By referring to Mayer’s lyrics with my anxious client, I hoped to convey that trying to understand one’s fears can offer more insight than running away from them. Of course, those words didn’t magically erase her doubts. They did, however, help her to see anxiety as a confusing companion, instead of a scary, untouchable problem.
“In the Blood,” from Mayer’s most recent album, The Search for Everything is, perhaps, one of his most introspective songs. Listen to it, and you might feel like you’re eavesdropping on one of the singer’s therapy sessions. In the opening lines, he asks: “How much of my mother has my mother left in me? How much of my love will be insane to some degree? And what about this feeling that I’m never good enough? Will it wash out in the water or is it always in the blood?” Touching upon the age-old nature vs. nurture question, this song highlights a question that almost every client asks: How much of who I am is a result of how I was raised?
Clients familiar with Mayer’s music have referred to “In the Blood” as they ponder this unanswerable question, asking things like: “Do I struggle with trust because of my parents’ divorce, or is it based somehow in my family’s biology?” and “Am I depressed because depression runs in my family, or is it because depression caused my dad to be emotionally unavailable for most of my childhood?”
Not every client who comes to therapy is keen to start exploring their pain. With more reserved clients, sharing a song lyric can be a way to help break the ice and begin to build trust.

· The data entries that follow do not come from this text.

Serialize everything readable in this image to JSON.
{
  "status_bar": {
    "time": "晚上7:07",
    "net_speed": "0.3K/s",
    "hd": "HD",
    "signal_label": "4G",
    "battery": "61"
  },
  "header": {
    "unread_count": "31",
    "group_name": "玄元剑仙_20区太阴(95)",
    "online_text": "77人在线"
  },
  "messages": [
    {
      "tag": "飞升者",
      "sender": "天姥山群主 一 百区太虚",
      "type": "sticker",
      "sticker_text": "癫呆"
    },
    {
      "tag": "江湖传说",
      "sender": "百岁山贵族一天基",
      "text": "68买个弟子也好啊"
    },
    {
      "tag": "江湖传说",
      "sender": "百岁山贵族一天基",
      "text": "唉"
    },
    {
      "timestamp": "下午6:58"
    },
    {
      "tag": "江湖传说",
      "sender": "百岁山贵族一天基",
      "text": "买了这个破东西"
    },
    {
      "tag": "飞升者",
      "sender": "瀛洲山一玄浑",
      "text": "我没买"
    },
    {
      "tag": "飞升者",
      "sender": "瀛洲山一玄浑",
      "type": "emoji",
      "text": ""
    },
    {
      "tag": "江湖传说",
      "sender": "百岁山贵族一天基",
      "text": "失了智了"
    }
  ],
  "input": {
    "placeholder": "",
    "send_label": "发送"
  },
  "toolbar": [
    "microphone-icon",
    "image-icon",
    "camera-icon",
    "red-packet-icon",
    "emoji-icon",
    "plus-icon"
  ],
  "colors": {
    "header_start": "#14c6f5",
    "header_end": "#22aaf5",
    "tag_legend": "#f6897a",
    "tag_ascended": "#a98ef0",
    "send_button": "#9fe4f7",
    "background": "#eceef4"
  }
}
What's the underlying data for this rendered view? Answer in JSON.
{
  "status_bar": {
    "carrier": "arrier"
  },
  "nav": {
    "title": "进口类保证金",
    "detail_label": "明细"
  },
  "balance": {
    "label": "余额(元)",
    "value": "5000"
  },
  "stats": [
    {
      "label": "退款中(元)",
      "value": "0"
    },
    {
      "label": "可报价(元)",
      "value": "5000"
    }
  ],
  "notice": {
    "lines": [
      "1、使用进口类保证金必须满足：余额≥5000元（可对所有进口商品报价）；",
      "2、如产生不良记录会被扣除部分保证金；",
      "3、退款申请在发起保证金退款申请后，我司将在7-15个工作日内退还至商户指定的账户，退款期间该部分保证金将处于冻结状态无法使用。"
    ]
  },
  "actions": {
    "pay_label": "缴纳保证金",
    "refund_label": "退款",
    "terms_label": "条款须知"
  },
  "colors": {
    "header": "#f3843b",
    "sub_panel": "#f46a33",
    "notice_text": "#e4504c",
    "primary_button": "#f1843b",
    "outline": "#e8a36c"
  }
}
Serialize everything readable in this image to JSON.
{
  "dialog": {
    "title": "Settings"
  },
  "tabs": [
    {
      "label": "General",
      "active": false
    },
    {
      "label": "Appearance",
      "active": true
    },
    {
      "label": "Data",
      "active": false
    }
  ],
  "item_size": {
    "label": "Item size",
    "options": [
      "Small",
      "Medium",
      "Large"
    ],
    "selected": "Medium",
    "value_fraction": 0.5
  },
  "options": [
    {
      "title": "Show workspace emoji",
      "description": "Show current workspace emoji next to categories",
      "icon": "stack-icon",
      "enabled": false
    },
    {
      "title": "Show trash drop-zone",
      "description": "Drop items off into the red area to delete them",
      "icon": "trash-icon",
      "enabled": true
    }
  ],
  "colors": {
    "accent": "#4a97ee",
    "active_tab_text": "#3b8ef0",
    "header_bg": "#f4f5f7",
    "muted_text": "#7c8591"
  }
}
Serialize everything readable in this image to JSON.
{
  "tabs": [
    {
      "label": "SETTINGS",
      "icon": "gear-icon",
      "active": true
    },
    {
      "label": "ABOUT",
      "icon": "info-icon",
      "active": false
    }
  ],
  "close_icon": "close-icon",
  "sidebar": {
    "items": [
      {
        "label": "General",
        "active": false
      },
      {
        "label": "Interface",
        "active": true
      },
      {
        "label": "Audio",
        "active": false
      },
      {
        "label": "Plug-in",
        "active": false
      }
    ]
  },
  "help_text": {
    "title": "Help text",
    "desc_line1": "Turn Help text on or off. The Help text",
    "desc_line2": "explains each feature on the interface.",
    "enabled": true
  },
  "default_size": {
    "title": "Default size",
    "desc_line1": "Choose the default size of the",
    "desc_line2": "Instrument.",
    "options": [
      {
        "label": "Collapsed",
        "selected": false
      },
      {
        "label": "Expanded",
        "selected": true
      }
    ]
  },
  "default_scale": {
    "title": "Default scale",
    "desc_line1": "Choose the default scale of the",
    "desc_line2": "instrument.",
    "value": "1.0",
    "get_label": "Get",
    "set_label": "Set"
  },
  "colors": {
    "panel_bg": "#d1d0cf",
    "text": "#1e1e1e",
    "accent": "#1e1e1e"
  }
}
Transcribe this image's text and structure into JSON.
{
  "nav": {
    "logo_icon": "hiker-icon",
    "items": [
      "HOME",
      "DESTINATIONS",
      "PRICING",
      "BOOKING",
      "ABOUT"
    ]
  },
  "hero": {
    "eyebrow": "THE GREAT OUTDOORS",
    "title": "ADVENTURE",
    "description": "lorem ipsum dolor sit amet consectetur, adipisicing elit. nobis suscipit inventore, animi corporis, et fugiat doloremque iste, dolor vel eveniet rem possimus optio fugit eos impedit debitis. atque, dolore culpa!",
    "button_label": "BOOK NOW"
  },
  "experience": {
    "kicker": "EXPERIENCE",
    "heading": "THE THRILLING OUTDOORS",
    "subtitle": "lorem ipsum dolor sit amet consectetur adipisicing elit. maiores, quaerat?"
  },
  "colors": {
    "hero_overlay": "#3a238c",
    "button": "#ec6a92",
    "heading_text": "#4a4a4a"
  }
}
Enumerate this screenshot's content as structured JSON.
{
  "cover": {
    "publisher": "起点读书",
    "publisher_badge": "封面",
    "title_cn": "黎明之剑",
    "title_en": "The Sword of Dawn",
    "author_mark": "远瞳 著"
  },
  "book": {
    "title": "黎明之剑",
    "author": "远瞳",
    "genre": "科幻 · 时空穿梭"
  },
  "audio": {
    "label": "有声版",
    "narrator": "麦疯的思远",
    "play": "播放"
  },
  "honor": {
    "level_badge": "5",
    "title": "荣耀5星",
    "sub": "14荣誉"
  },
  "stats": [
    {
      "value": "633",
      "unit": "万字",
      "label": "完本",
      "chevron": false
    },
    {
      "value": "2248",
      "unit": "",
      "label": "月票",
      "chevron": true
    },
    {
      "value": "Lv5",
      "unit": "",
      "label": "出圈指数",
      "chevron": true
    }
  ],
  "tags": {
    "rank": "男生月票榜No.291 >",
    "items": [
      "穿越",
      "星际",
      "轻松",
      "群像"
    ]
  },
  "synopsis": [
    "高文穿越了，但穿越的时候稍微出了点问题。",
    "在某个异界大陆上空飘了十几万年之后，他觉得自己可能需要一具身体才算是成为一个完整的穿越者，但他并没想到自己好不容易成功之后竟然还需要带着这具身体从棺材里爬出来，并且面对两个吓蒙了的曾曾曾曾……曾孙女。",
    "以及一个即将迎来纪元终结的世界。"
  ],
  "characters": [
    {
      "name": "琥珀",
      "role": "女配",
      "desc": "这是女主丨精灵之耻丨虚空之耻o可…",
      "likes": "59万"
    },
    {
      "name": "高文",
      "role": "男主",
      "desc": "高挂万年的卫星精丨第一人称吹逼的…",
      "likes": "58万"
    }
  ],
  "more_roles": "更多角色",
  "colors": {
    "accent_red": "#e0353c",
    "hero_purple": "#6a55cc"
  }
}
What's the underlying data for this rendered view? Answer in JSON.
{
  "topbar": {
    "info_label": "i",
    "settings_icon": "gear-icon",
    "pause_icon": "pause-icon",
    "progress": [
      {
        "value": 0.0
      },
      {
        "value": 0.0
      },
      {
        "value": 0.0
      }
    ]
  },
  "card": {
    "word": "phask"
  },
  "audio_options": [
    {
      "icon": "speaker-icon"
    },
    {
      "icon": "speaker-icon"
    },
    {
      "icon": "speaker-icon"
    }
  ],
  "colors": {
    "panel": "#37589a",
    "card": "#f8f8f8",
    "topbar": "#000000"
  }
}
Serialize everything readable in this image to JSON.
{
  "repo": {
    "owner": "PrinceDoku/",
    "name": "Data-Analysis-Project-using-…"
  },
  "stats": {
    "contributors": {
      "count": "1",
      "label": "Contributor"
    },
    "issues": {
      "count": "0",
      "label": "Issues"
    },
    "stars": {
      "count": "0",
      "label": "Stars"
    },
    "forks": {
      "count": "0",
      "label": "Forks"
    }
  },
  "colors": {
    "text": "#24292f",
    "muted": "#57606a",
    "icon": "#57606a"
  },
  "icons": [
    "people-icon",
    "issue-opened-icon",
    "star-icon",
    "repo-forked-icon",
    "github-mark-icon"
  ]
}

During a session with a depressed young man who was battling feelings of self-doubt and hopelessness, I mentioned a line from Mayer’s song, “Who Says,” from his 2009 Battle Studies album: “Who says you can’t be free from all of the things that you used to be?” By sharing the lyric, I didn’t intend to undo his feelings of insecurity: I knew that wasn’t possible. I simply used the words as a way to pose a question, inviting him to tell me why he felt like his life couldn’t possibly be different.
According to researchers, expressive art therapies can help clients to see their counselors as more personable, instead of merely “blank slates,” which can build repertoire. And hearing one’s struggles reflected through someone else’s words can also lessen potential shame around personal shortcomings. Studies also show that inviting a client to interpret song lyrics can help uncover novel thoughts and feelings, which can lead to a therapeutic breakthrough.
While I don’t solely rely on song lyrics as a way to help my clients heal, many of them have benefitted from the way I’ve incorporated lyrics, like Mayer’s, in our sessions. Lines like: “Make Friends with what you are,” from the song, “The Age of Worry,” and “It’s hard to fake what you won’t be,” from the song “Born and Raised” are meditations in self-acceptance. It’s words like these that can help quiet judgmental thoughts, like “I’ll never be good enough to land my dream job,” or “Sharing my problems with my friends only burdens them, I’ll pretend that I’m happy.” And once this negative self-talk begins to dissipate; defenses soften, helping clients to see themselves and their problems in a “New Light.”